Saturday, April 2, 2011
A book I like
I like the proliferative momentum of this book. Hank was published last year (2010) by Action Books. I do wonder, though, just how much my sense of it depends on having heard these poems read--or incanted--or what have you, by the author himself before I opened it.
While reading this book this morning, a phrase from a Kenneth Patchen recording kept popping up in my mind:
"The tune's got shoes!"
Hank delivers a mobile, active poetry that works the idea of form down to the edge of the line, and I'd even go so far as to say he seems to be driving (and succeeding) at the speech-based, intuitive form that I wanted (and sometimes got) while writing A Normal Line of Work. I appreciate the developed, self-conscious, rotund, country-music phrase-turning pathos (& pith) of Smith's poems. Some poetry must be played out.
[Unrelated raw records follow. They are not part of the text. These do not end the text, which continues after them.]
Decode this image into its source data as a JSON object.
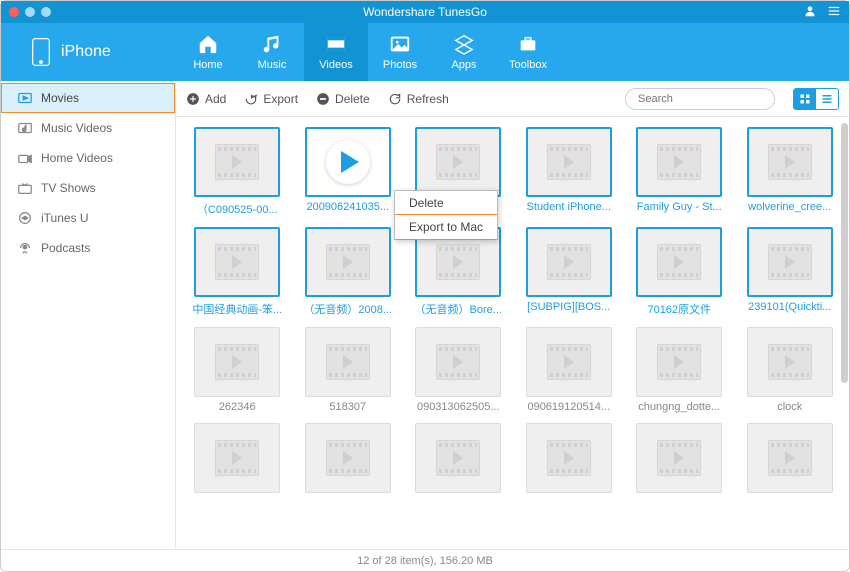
{
  "app_title": "Wondershare TunesGo",
  "device_name": "iPhone",
  "nav": [
    {
      "key": "home",
      "label": "Home"
    },
    {
      "key": "music",
      "label": "Music"
    },
    {
      "key": "videos",
      "label": "Videos"
    },
    {
      "key": "photos",
      "label": "Photos"
    },
    {
      "key": "apps",
      "label": "Apps"
    },
    {
      "key": "toolbox",
      "label": "Toolbox"
    }
  ],
  "nav_active": "videos",
  "sidebar": [
    {
      "key": "movies",
      "label": "Movies",
      "active": true
    },
    {
      "key": "music-videos",
      "label": "Music Videos"
    },
    {
      "key": "home-videos",
      "label": "Home Videos"
    },
    {
      "key": "tv-shows",
      "label": "TV Shows"
    },
    {
      "key": "itunes-u",
      "label": "iTunes U"
    },
    {
      "key": "podcasts",
      "label": "Podcasts"
    }
  ],
  "toolbar": {
    "add": "Add",
    "export": "Export",
    "delete": "Delete",
    "refresh": "Refresh"
  },
  "search_placeholder": "Search",
  "context_menu": {
    "delete": "Delete",
    "export_to_mac": "Export to Mac"
  },
  "grid": [
    {
      "label": "（C090525-00...",
      "selected": true
    },
    {
      "label": "200906241035...",
      "selected": true,
      "playing": true
    },
    {
      "label": "",
      "selected": true
    },
    {
      "label": "Student iPhone...",
      "selected": true
    },
    {
      "label": "Family Guy - St...",
      "selected": true
    },
    {
      "label": "wolverine_cree...",
      "selected": true
    },
    {
      "label": "中国经典动画-笨...",
      "selected": true
    },
    {
      "label": "（无音频）2008...",
      "selected": true
    },
    {
      "label": "（无音频）Bore...",
      "selected": true
    },
    {
      "label": "[SUBPIG][BOS...",
      "selected": true
    },
    {
      "label": "70162原文件",
      "selected": true
    },
    {
      "label": "239101(Quickti...",
      "selected": true
    },
    {
      "label": "262346",
      "selected": false
    },
    {
      "label": "518307",
      "selected": false
    },
    {
      "label": "090313062505...",
      "selected": false
    },
    {
      "label": "090619120514...",
      "selected": false
    },
    {
      "label": "chungng_dotte...",
      "selected": false
    },
    {
      "label": "clock",
      "selected": false
    },
    {
      "label": "",
      "selected": false
    },
    {
      "label": "",
      "selected": false
    },
    {
      "label": "",
      "selected": false
    },
    {
      "label": "",
      "selected": false
    },
    {
      "label": "",
      "selected": false
    },
    {
      "label": "",
      "selected": false
    }
  ],
  "status_text": "12 of 28 item(s), 156.20 MB"
}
But as I say this, I wonder if, like Bruce Andrews before him, there is a necessary need to hear the poet to know the meter. I'm not sure of this necessity here, as I wasn't sure of it before hearing Andrews. Yet a poetry driven at a certain pitch should be allowed this obligation. We should be willing take seriously a poetry that depends on its performance. Here are some lines that take up griefs as they kneel down on subaltern greaves, but still outsmart the schmertz with their comprehensiveness:
then what am i but a cog
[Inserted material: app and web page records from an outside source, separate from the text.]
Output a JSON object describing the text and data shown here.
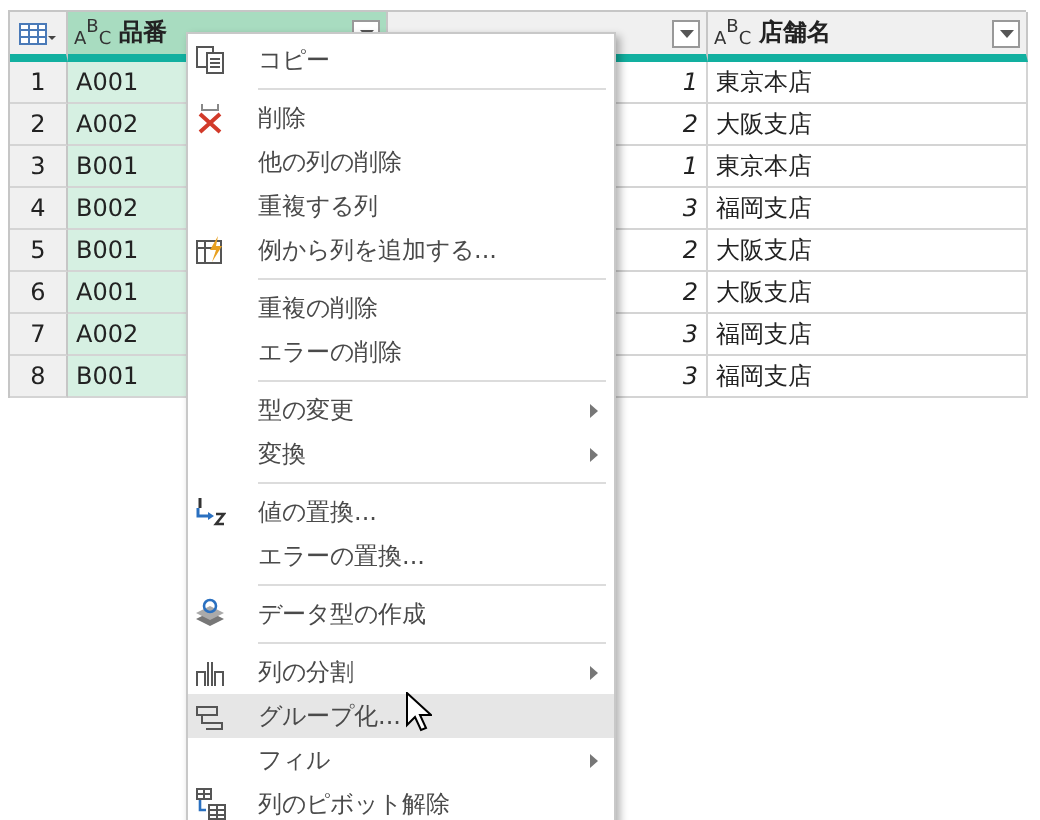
{
  "table": {
    "columns": [
      {
        "label": "品番",
        "type_mark": "ABC",
        "selected": true
      },
      {
        "selected": false
      },
      {
        "label": "店舗名",
        "type_mark": "ABC",
        "selected": false
      }
    ],
    "rows": [
      {
        "index": "1",
        "cells": [
          "A001",
          "1",
          "東京本店"
        ]
      },
      {
        "index": "2",
        "cells": [
          "A002",
          "2",
          "大阪支店"
        ]
      },
      {
        "index": "3",
        "cells": [
          "B001",
          "1",
          "東京本店"
        ]
      },
      {
        "index": "4",
        "cells": [
          "B002",
          "3",
          "福岡支店"
        ]
      },
      {
        "index": "5",
        "cells": [
          "B001",
          "2",
          "大阪支店"
        ]
      },
      {
        "index": "6",
        "cells": [
          "A001",
          "2",
          "大阪支店"
        ]
      },
      {
        "index": "7",
        "cells": [
          "A002",
          "3",
          "福岡支店"
        ]
      },
      {
        "index": "8",
        "cells": [
          "B001",
          "3",
          "福岡支店"
        ]
      }
    ]
  },
  "context_menu": {
    "items": [
      {
        "kind": "item",
        "label": "コピー",
        "submenu": false,
        "selected": false
      },
      {
        "kind": "separator"
      },
      {
        "kind": "item",
        "label": "削除",
        "submenu": false,
        "selected": false
      },
      {
        "kind": "item",
        "label": "他の列の削除",
        "submenu": false,
        "selected": false
      },
      {
        "kind": "item",
        "label": "重複する列",
        "submenu": false,
        "selected": false
      },
      {
        "kind": "item",
        "label": "例から列を追加する...",
        "submenu": false,
        "selected": false
      },
      {
        "kind": "separator"
      },
      {
        "kind": "item",
        "label": "重複の削除",
        "submenu": false,
        "selected": false
      },
      {
        "kind": "item",
        "label": "エラーの削除",
        "submenu": false,
        "selected": false
      },
      {
        "kind": "separator"
      },
      {
        "kind": "item",
        "label": "型の変更",
        "submenu": true,
        "selected": false
      },
      {
        "kind": "item",
        "label": "変換",
        "submenu": true,
        "selected": false
      },
      {
        "kind": "separator"
      },
      {
        "kind": "item",
        "label": "値の置換...",
        "submenu": false,
        "selected": false
      },
      {
        "kind": "item",
        "label": "エラーの置換...",
        "submenu": false,
        "selected": false
      },
      {
        "kind": "separator"
      },
      {
        "kind": "item",
        "label": "データ型の作成",
        "submenu": false,
        "selected": false
      },
      {
        "kind": "separator"
      },
      {
        "kind": "item",
        "label": "列の分割",
        "submenu": true,
        "selected": false
      },
      {
        "kind": "item",
        "label": "グループ化...",
        "submenu": false,
        "selected": true
      },
      {
        "kind": "item",
        "label": "フィル",
        "submenu": true,
        "selected": false
      },
      {
        "kind": "item",
        "label": "列のピボット解除",
        "submenu": false,
        "selected": false
      }
    ]
  }
}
waiting on the gentle barbarism
of the next cog over
to give click
This is from the poem "*$^%#*^%$#" (or page 68), and could stand as a fitting comment on how bloggers, twits, or other anxiety-ridden desk serfs discover their self-worth almost exclusively on the virtual visits of others--on their "analytics," rather than on what may matter even more: paychecks. Just take a look at the discussion currently going on about the Huffington Post's big payoff while it is still wanting to post articles without paying authors a dime, since "exposure" is purported to be reward enough. And there is also the fact that the New York Times will now require paid digital subscriptions. Hot topics aside, the best thing about Hank's musicality is the developed, formal poetics of its paragrams--those words we want to be there, as in the last line: that we're waiting for somebody to give a shit, among other possibilities. There is also a wealth of evocative phrasing and colorful speech that tumbles along in the well-worn grooves of our inherited phrases and intonation patterns. I think this is what Patchen meant when he said "the tune's got shoes." It's what I mean about Hank.
Cover of Hank by Andrew Shuta.
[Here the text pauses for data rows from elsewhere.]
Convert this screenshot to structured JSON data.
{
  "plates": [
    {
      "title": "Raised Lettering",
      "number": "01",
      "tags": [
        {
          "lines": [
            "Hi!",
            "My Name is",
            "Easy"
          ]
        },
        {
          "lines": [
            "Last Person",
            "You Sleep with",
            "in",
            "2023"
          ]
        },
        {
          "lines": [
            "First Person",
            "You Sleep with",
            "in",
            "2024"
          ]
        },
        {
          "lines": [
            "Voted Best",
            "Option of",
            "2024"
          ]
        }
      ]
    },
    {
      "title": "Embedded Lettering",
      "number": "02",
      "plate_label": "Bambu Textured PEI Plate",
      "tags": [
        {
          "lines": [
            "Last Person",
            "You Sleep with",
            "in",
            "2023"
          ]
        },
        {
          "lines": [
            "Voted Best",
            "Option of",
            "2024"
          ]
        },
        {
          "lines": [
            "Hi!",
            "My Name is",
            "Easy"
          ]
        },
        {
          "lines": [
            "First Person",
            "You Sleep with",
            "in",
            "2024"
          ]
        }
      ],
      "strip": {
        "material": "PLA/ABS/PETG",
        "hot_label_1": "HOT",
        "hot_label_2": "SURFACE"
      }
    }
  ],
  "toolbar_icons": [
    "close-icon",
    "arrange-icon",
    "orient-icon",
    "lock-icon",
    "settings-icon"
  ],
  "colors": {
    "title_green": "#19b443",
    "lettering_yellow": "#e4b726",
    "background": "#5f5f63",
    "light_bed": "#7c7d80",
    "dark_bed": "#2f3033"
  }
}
"Pax" or "Peace" is a detail from the painting Allegory of Good Government by Lorenzetti (active 1317-1348)